Wherever a line of the records contains "glyph", copy that line.

- [Records supplied]
_ _ _ _ _ _ _
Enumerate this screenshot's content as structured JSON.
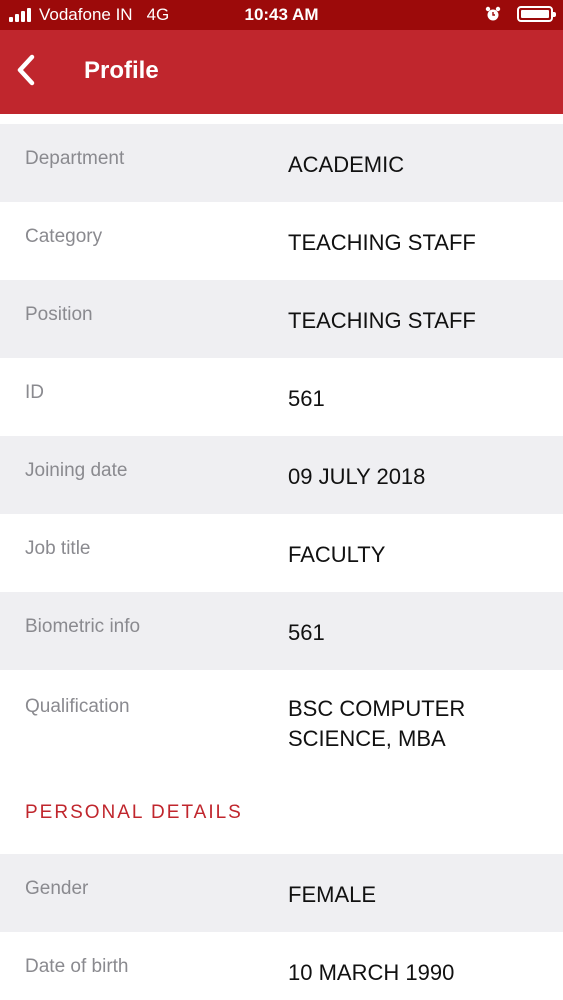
{
  "status_bar": {
    "carrier": "Vodafone IN",
    "network": "4G",
    "time": "10:43 AM",
    "icons": [
      "signal-bars-icon",
      "alarm-icon",
      "battery-icon"
    ]
  },
  "header": {
    "back_icon": "chevron-left-icon",
    "title": "Profile"
  },
  "colors": {
    "status_bar": "#9c0a0a",
    "nav_bar": "#c0262d",
    "section_title": "#c0262d",
    "row_gray": "#efeff2",
    "label_text": "#8a8a8f",
    "value_text": "#111111"
  },
  "details": [
    {
      "label": "Department",
      "value": "ACADEMIC"
    },
    {
      "label": "Category",
      "value": "TEACHING STAFF"
    },
    {
      "label": "Position",
      "value": "TEACHING STAFF"
    },
    {
      "label": "ID",
      "value": "561"
    },
    {
      "label": "Joining date",
      "value": "09 JULY 2018"
    },
    {
      "label": "Job title",
      "value": "FACULTY"
    },
    {
      "label": "Biometric info",
      "value": "561"
    },
    {
      "label": "Qualification",
      "value": "BSC COMPUTER SCIENCE, MBA"
    }
  ],
  "personal_section": {
    "title": "PERSONAL DETAILS",
    "items": [
      {
        "label": "Gender",
        "value": "FEMALE"
      },
      {
        "label": "Date of birth",
        "value": "10 MARCH 1990"
      }
    ]
  }
}
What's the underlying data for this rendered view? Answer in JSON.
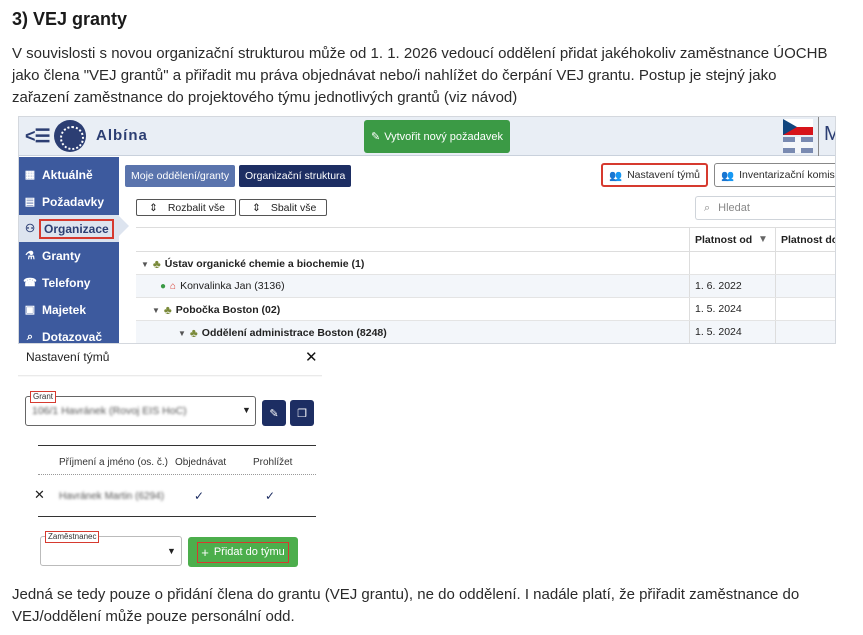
{
  "doc": {
    "heading": "3) VEJ granty",
    "intro_lines": [
      "V souvislosti s novou organizační strukturou může od 1. 1. 2026 vedoucí oddělení přidat jakéhokoliv zaměstnance ÚOCHB",
      "jako člena \"VEJ grantů\" a přiřadit mu práva objednávat nebo/i nahlížet do čerpání VEJ grantu. Postup je stejný jako",
      "zařazení zaměstnance do projektového týmu jednotlivých grantů (viz návod)"
    ],
    "outro_lines": [
      "Jedná se tedy pouze o přidání člena do grantu (VEJ grantu), ne do oddělení. I nadále platí, že přiřadit zaměstnance do",
      "VEJ/oddělení může pouze personální odd."
    ]
  },
  "app": {
    "name": "Albína",
    "create_request": "Vytvořit nový požadavek",
    "header_cut_text": "M",
    "sidebar": [
      {
        "label": "Aktuálně",
        "icon": "calendar-icon",
        "glyph": "▦"
      },
      {
        "label": "Požadavky",
        "icon": "document-icon",
        "glyph": "▤"
      },
      {
        "label": "Organizace",
        "icon": "org-chart-icon",
        "glyph": "⚇"
      },
      {
        "label": "Granty",
        "icon": "flask-icon",
        "glyph": "⚗"
      },
      {
        "label": "Telefony",
        "icon": "phone-icon",
        "glyph": "☎"
      },
      {
        "label": "Majetek",
        "icon": "briefcase-icon",
        "glyph": "▣"
      },
      {
        "label": "Dotazovač",
        "icon": "search-icon",
        "glyph": "⌕"
      }
    ],
    "active_sidebar": "Organizace",
    "tabs": [
      "Moje oddělení/granty",
      "Organizační struktura"
    ],
    "team_settings_btn": "Nastavení týmů",
    "inventory_btn": "Inventarizační komise",
    "expand_all": "Rozbalit vše",
    "collapse_all": "Sbalit vše",
    "search_placeholder": "Hledat",
    "columns": [
      "Platnost od",
      "Platnost do"
    ],
    "rows": [
      {
        "name": "Ústav organické chemie a biochemie (1)",
        "valid_from": "",
        "bold": true
      },
      {
        "name": "Konvalinka Jan (3136)",
        "valid_from": "1. 6. 2022",
        "bold": false
      },
      {
        "name": "Pobočka Boston (02)",
        "valid_from": "1. 5. 2024",
        "bold": true
      },
      {
        "name": "Oddělení administrace Boston (8248)",
        "valid_from": "1. 5. 2024",
        "bold": true
      }
    ]
  },
  "dialog": {
    "title": "Nastavení týmů",
    "grant_label": "Grant",
    "grant_value": "106/1 Havránek (Rovoj EIS HoC)",
    "columns": [
      "Příjmení a jméno (os. č.)",
      "Objednávat",
      "Prohlížet"
    ],
    "member": {
      "name": "Havránek Martin (6294)",
      "order": true,
      "view": true
    },
    "employee_label": "Zaměstnanec",
    "add_button": "Přidat do týmu"
  },
  "colors": {
    "sidebar": "#3d5a9e",
    "navy": "#1d2e63",
    "green": "#3b9a45",
    "highlight": "#d63a2f"
  }
}
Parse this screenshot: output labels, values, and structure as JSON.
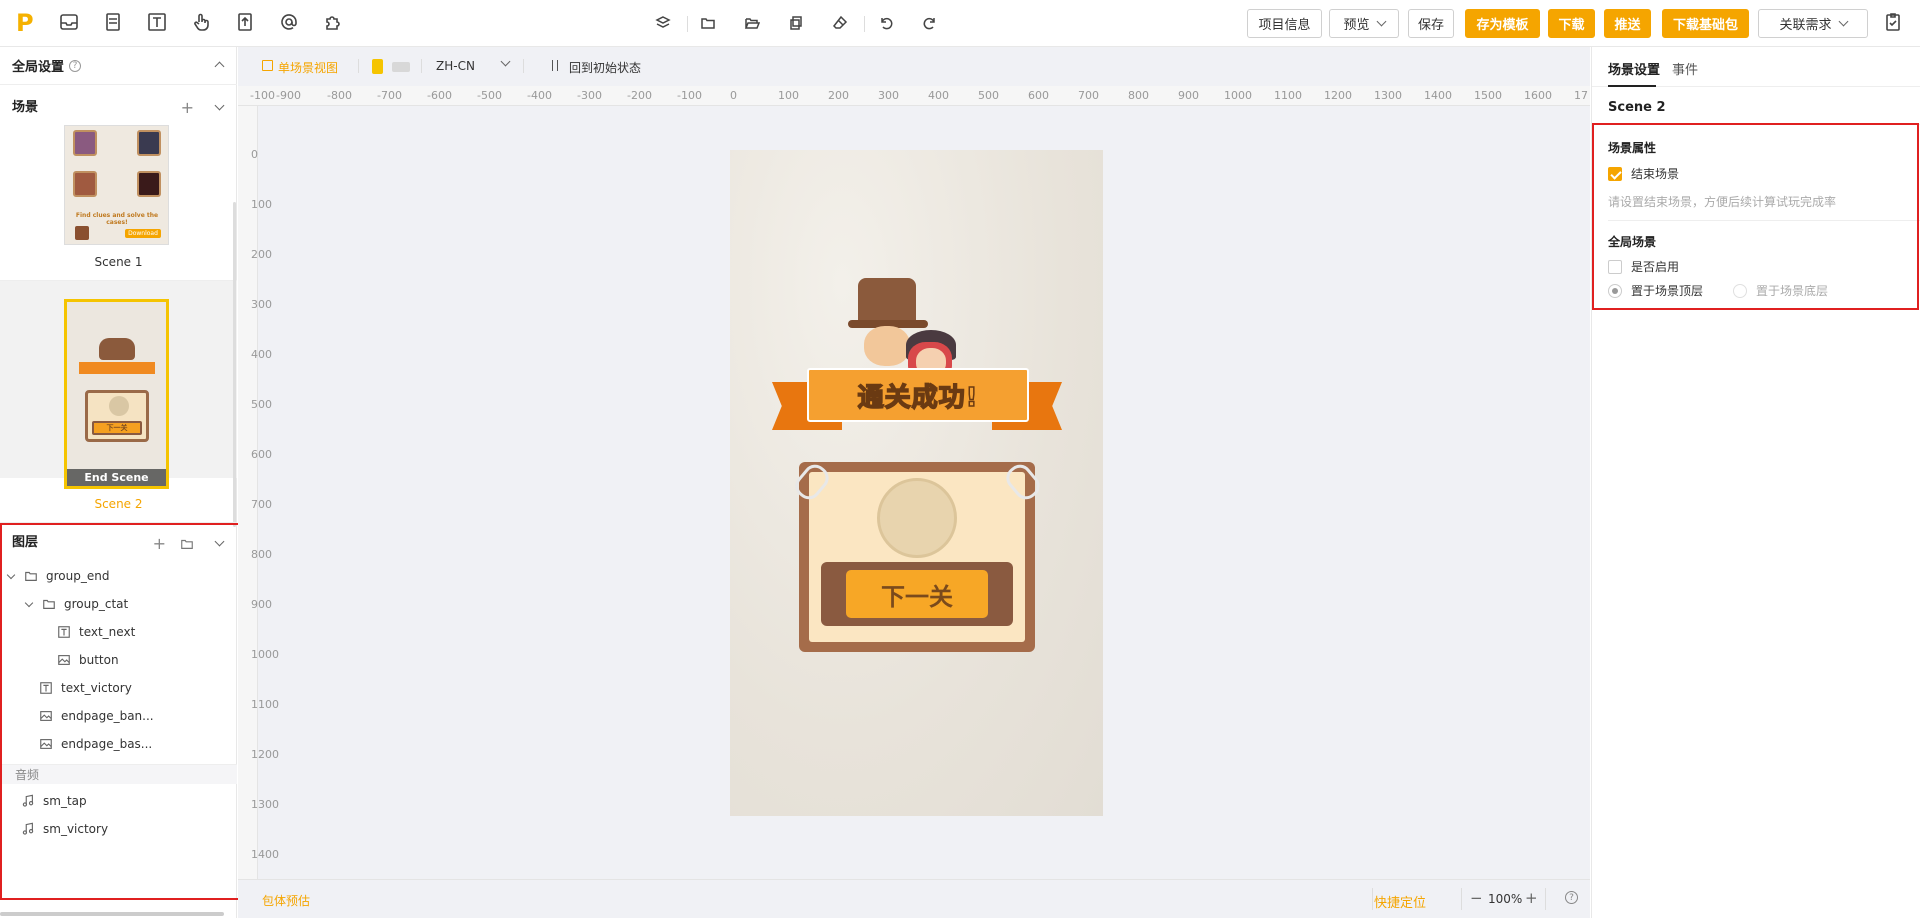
{
  "toolbar": {
    "logo": "P",
    "buttons": {
      "project_info": "项目信息",
      "preview": "预览",
      "save": "保存",
      "save_template": "存为模板",
      "download": "下载",
      "push": "推送",
      "download_base": "下载基础包",
      "link_requirement": "关联需求"
    }
  },
  "left": {
    "global_settings": "全局设置",
    "scenes_title": "场景",
    "scene1_label": "Scene 1",
    "scene2_label": "Scene 2",
    "end_scene_badge": "End Scene",
    "scene1_thumb_text": "Find clues and solve the cases!",
    "scene1_thumb_download": "Download",
    "scene2_thumb_next": "下一关",
    "layers_title": "图层",
    "layers": [
      {
        "label": "group_end"
      },
      {
        "label": "group_ctat"
      },
      {
        "label": "text_next"
      },
      {
        "label": "button"
      },
      {
        "label": "text_victory"
      },
      {
        "label": "endpage_ban..."
      },
      {
        "label": "endpage_bas..."
      }
    ],
    "audio_title": "音频",
    "audio": [
      {
        "label": "sm_tap"
      },
      {
        "label": "sm_victory"
      }
    ]
  },
  "canvas": {
    "view_mode": "单场景视图",
    "language": "ZH-CN",
    "reset": "回到初始状态",
    "ruler_top": [
      "-100",
      "-900",
      "-800",
      "-700",
      "-600",
      "-500",
      "-400",
      "-300",
      "-200",
      "-100",
      "0",
      "100",
      "200",
      "300",
      "400",
      "500",
      "600",
      "700",
      "800",
      "900",
      "1000",
      "1100",
      "1200",
      "1300",
      "1400",
      "1500",
      "1600",
      "17"
    ],
    "ruler_left": [
      "0",
      "100",
      "200",
      "300",
      "400",
      "500",
      "600",
      "700",
      "800",
      "900",
      "1000",
      "1100",
      "1200",
      "1300",
      "1400"
    ],
    "game_banner": "通关成功!",
    "game_button": "下一关",
    "bottom_left": "包体预估",
    "quick_locate": "快捷定位",
    "zoom": "100%",
    "zoom_minus": "−",
    "zoom_plus": "+",
    "help": "?"
  },
  "right": {
    "tabs": [
      "场景设置",
      "事件"
    ],
    "scene_name": "Scene 2",
    "scene_props_title": "场景属性",
    "end_scene_label": "结束场景",
    "end_scene_checked": true,
    "end_scene_hint": "请设置结束场景，方便后续计算试玩完成率",
    "global_scene_title": "全局场景",
    "enable_label": "是否启用",
    "place_top": "置于场景顶层",
    "place_bottom": "置于场景底层"
  },
  "colors": {
    "accent": "#f5a500",
    "highlight": "#e02020"
  }
}
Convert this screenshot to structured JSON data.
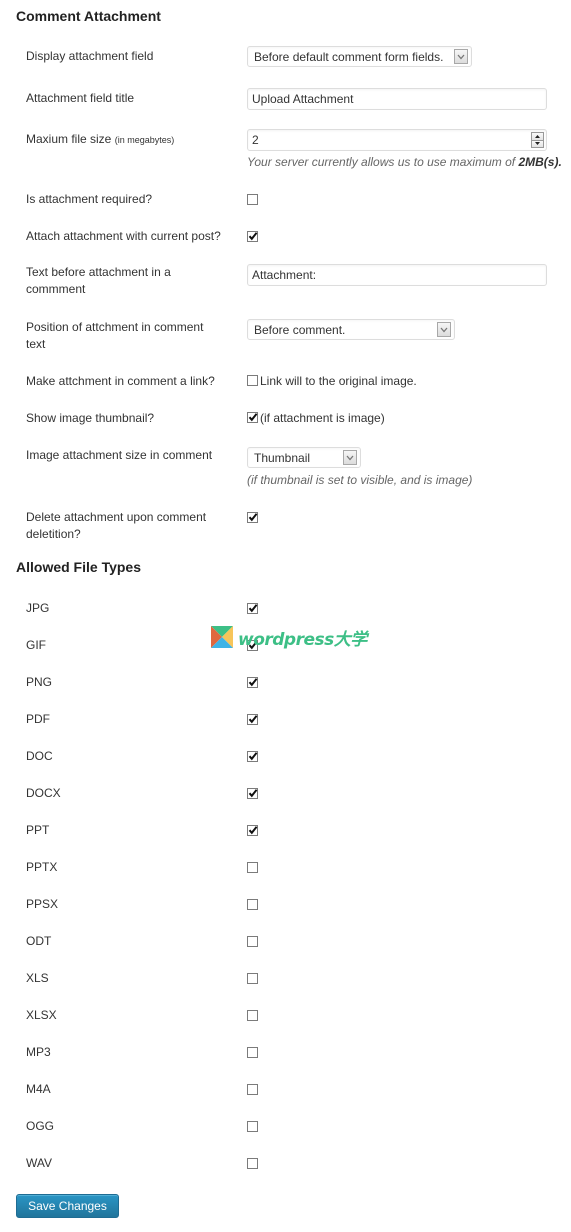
{
  "sections": {
    "comment_attachment": "Comment Attachment",
    "allowed_file_types": "Allowed File Types"
  },
  "settings": {
    "display_field": {
      "label": "Display attachment field",
      "value": "Before default comment form fields."
    },
    "field_title": {
      "label": "Attachment field title",
      "value": "Upload Attachment"
    },
    "max_size": {
      "label": "Maxium file size",
      "label_small": "(in megabytes)",
      "value": "2",
      "hint_prefix": "Your server currently allows us to use maximum of ",
      "hint_bold": "2MB(s)."
    },
    "required": {
      "label": "Is attachment required?",
      "checked": false
    },
    "attach_post": {
      "label": "Attach attachment with current post?",
      "checked": true
    },
    "text_before": {
      "label": "Text before attachment in a commment",
      "value": "Attachment:"
    },
    "position": {
      "label": "Position of attchment in comment text",
      "value": "Before comment."
    },
    "make_link": {
      "label": "Make attchment in comment a link?",
      "checked": false,
      "option_label": "Link will to the original image."
    },
    "show_thumb": {
      "label": "Show image thumbnail?",
      "checked": true,
      "option_label": "(if attachment is image)"
    },
    "image_size": {
      "label": "Image attachment size in comment",
      "value": "Thumbnail",
      "hint": "(if thumbnail is set to visible, and is image)"
    },
    "delete_on_delete": {
      "label": "Delete attachment upon comment deletition?",
      "checked": true
    }
  },
  "file_types": [
    {
      "label": "JPG",
      "checked": true
    },
    {
      "label": "GIF",
      "checked": true
    },
    {
      "label": "PNG",
      "checked": true
    },
    {
      "label": "PDF",
      "checked": true
    },
    {
      "label": "DOC",
      "checked": true
    },
    {
      "label": "DOCX",
      "checked": true
    },
    {
      "label": "PPT",
      "checked": true
    },
    {
      "label": "PPTX",
      "checked": false
    },
    {
      "label": "PPSX",
      "checked": false
    },
    {
      "label": "ODT",
      "checked": false
    },
    {
      "label": "XLS",
      "checked": false
    },
    {
      "label": "XLSX",
      "checked": false
    },
    {
      "label": "MP3",
      "checked": false
    },
    {
      "label": "M4A",
      "checked": false
    },
    {
      "label": "OGG",
      "checked": false
    },
    {
      "label": "WAV",
      "checked": false
    }
  ],
  "buttons": {
    "save": "Save Changes"
  },
  "watermark": {
    "text": "wordpress大学",
    "colors": {
      "green": "#3dbf86",
      "orange": "#e0683f",
      "yellow": "#f7c55a",
      "blue": "#3fb3e6"
    }
  },
  "colors": {
    "primary_button": "#2383b0",
    "text": "#333333",
    "hint": "#666666"
  }
}
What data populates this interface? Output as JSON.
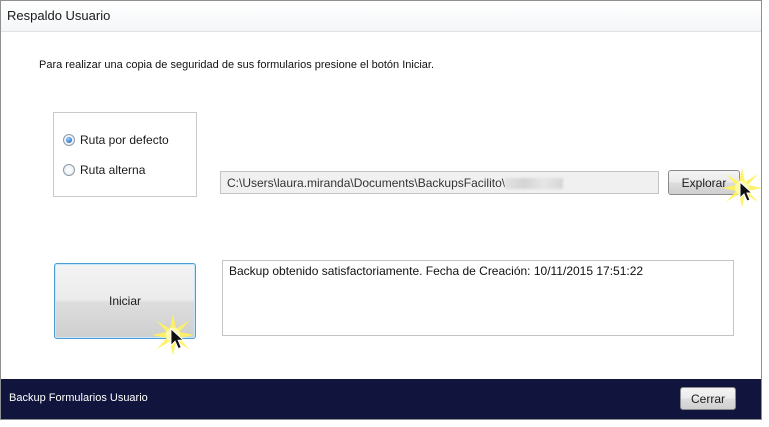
{
  "window": {
    "title": "Respaldo Usuario"
  },
  "main": {
    "instruction": "Para realizar una copia de seguridad de sus formularios presione el botón Iniciar.",
    "route_options": [
      {
        "label": "Ruta por defecto",
        "checked": true
      },
      {
        "label": "Ruta alterna",
        "checked": false
      }
    ],
    "path_value": "C:\\Users\\laura.miranda\\Documents\\BackupsFacilito\\",
    "browse_label": "Explorar",
    "start_label": "Iniciar",
    "status_message": "Backup obtenido satisfactoriamente.  Fecha de Creación: 10/11/2015 17:51:22"
  },
  "footer": {
    "label": "Backup Formularios Usuario",
    "close_label": "Cerrar",
    "background_color": "#11143d"
  },
  "icons": [
    "cursor-highlight-icon"
  ]
}
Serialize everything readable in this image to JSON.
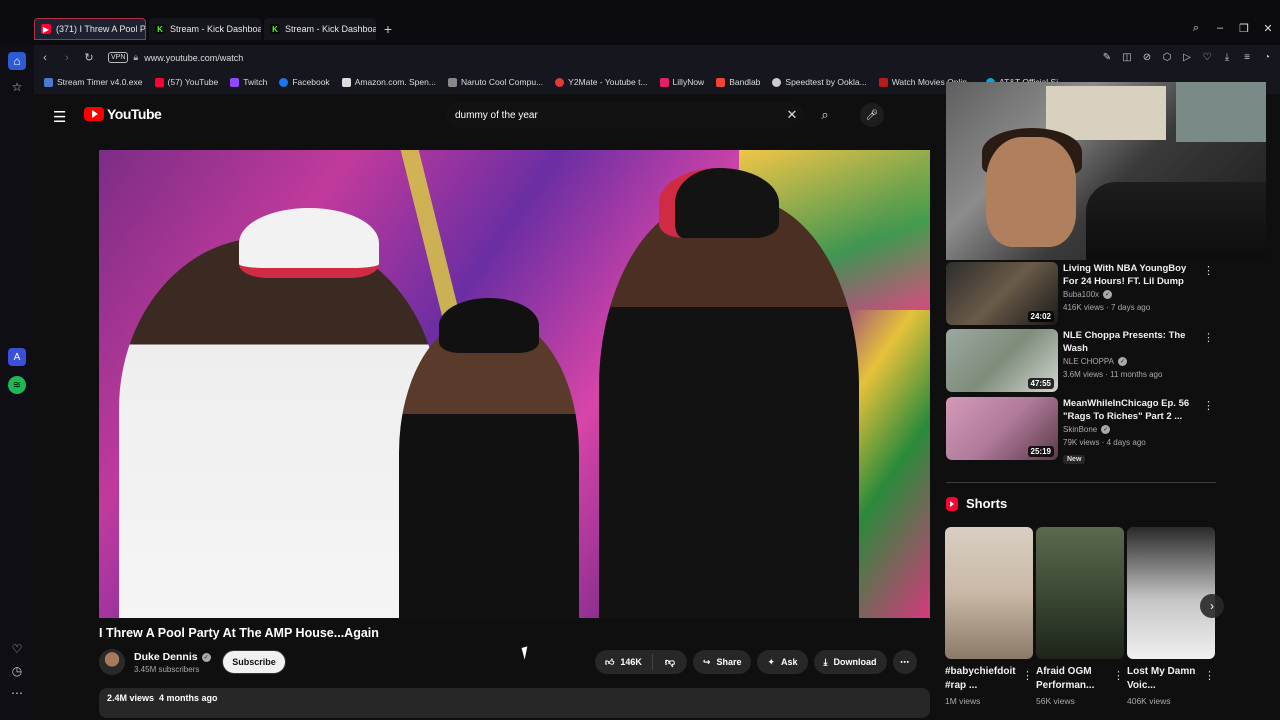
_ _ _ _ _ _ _
- [Exercise solution]
        "glyph": "▦"
        "glyph": "▤"
        "glyph": "⚇"
        "glyph": "⚗"
        "glyph": "☎"
        "glyph": "▣"
        "glyph": "⌕"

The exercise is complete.